Allegations of federal crimes can carry long-term consequences and may even result in penalties such as prison time. Those under investigation for federal health care fraud should make sure to fully understand their rights and responsibilities under the law.

A Michigan couple recently pleaded guilty in a Medicare fraud scheme involving millions of dollars. The 40-year-old man and his 25-year-old wife entered their pleas on Oct. 17 and are awaiting sentencing on Feb. 12, 2013 for conspiracy to commit health care fraud, according to the U.S. Attorney's Office.

According to reports, the couple ran the fraud schemes through Elite Wellness LLC and Carefirst Occupational & Rehabilitation Center Inc. The man apparently admitted to providing doctors monetary compensation to refer their patients receiving Medicare benefits to Elite Wellness. He reportedly also bought Medicare beneficiary identifications with the intention of making fraudulent Medicare claims for infusion therapy services at Carefirst that did not occur.

The wife was involved in the scheme by submitting the claims for the therapy services. According to court documents, she also reportedly gave patients vitamin injections under the guise of the infusion therapies.

According to reports, the couple submitted more than $13 million in fraudulent Medicare claims in a two-year span and received $5.9 million from Medicare. A little less than half of that was supposedly wired to bank accounts in Mexico and Panama. The charges against the couple carry a maximum sentencing of a $250,000 fine and 10 years in prison.

As this couple pleaded guilty to the charges against them, only the sentencing remains to be seen. Those facing federal charges need to be aware of the full nature of the accusations against them to prepare the best possible defense.
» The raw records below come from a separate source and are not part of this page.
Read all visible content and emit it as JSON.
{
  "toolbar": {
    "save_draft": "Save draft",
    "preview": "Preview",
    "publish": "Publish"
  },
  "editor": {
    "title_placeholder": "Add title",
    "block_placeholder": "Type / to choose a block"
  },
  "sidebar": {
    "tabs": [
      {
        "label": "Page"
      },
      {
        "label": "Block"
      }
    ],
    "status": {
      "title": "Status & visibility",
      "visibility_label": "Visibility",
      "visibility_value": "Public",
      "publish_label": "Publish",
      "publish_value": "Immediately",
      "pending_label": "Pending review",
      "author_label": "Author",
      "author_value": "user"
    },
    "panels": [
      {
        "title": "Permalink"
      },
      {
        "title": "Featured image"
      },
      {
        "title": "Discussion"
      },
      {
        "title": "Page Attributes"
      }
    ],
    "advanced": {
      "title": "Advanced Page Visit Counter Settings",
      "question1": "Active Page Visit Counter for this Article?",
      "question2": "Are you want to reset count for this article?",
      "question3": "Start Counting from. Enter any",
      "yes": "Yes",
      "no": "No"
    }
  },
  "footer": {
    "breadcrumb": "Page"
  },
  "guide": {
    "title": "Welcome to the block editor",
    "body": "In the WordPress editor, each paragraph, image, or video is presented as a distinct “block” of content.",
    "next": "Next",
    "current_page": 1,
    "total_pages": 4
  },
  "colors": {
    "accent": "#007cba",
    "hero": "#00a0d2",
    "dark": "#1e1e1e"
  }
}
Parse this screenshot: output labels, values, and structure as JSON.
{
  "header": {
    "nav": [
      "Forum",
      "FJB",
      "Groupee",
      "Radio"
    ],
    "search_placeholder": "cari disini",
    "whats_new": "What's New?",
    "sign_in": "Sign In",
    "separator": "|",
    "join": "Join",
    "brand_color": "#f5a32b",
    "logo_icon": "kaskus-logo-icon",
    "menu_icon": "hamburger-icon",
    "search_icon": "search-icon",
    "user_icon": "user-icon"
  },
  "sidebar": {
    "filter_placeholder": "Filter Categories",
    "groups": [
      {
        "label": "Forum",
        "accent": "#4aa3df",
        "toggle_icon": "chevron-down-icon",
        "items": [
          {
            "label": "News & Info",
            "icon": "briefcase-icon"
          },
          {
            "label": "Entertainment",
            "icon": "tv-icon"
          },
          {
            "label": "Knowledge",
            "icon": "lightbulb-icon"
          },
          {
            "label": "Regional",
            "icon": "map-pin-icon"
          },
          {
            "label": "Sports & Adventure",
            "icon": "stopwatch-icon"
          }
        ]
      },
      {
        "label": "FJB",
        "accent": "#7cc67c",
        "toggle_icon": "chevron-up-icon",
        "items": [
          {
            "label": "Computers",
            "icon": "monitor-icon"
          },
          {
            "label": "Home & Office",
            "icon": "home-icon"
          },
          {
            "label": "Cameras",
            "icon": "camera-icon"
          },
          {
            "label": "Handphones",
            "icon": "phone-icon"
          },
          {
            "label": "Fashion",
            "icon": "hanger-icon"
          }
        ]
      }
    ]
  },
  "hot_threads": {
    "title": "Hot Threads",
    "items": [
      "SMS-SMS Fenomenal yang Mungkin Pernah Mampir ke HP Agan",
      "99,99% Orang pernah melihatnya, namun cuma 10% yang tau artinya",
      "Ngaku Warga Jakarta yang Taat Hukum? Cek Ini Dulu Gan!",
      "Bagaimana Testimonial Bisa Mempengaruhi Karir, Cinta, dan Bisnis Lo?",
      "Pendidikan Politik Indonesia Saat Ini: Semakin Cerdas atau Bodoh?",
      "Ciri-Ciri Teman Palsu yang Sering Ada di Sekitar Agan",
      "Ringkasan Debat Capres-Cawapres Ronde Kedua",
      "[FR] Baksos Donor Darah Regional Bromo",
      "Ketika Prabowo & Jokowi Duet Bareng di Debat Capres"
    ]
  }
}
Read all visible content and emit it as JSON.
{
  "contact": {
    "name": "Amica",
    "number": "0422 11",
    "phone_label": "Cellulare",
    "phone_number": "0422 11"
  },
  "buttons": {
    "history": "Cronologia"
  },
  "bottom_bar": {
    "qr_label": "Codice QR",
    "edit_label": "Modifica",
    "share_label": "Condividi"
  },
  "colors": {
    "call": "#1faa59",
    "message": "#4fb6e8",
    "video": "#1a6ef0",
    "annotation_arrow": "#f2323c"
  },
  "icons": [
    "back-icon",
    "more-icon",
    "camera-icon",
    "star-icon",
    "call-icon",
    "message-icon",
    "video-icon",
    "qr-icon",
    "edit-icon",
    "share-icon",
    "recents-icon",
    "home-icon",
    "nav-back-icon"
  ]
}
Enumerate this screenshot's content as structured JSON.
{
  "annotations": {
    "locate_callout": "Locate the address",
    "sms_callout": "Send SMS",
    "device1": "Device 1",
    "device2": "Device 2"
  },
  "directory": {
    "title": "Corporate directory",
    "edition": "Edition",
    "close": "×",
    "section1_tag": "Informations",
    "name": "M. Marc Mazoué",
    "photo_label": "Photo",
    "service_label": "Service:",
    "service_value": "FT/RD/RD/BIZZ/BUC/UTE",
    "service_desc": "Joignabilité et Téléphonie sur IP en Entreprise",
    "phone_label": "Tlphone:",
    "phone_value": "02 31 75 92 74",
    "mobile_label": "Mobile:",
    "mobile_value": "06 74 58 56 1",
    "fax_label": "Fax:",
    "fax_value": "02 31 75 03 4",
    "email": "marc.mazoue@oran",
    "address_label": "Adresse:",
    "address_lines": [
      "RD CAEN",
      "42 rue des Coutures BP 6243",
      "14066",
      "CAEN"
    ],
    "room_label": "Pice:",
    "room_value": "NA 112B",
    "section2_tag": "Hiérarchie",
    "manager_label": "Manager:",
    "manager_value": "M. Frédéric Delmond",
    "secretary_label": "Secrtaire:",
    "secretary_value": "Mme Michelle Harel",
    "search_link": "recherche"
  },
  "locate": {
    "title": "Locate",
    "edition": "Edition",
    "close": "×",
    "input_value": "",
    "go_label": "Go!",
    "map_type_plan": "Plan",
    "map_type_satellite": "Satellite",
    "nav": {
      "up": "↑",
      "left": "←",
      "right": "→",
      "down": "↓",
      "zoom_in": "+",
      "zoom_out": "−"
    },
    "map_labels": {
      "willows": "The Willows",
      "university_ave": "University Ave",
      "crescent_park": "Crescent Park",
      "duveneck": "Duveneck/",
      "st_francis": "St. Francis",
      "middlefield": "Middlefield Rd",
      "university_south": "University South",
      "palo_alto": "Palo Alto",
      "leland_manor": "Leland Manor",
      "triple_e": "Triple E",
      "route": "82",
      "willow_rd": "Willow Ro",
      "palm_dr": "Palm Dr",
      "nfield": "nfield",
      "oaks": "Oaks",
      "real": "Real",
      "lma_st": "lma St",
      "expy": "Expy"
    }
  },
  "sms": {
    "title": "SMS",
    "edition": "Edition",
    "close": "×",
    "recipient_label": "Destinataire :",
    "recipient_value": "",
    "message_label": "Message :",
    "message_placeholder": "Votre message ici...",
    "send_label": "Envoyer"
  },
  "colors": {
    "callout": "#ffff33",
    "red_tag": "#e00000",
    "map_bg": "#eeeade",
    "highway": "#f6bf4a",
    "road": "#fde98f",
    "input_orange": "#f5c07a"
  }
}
In some cases a plea deal may be preferable, but in others, going to trial may have the potential for a better outcome.

Source: CBS Detroit, "Troy Couple Plead Guilty In $13.4M Medicare Fraud," Oct. 18, 2012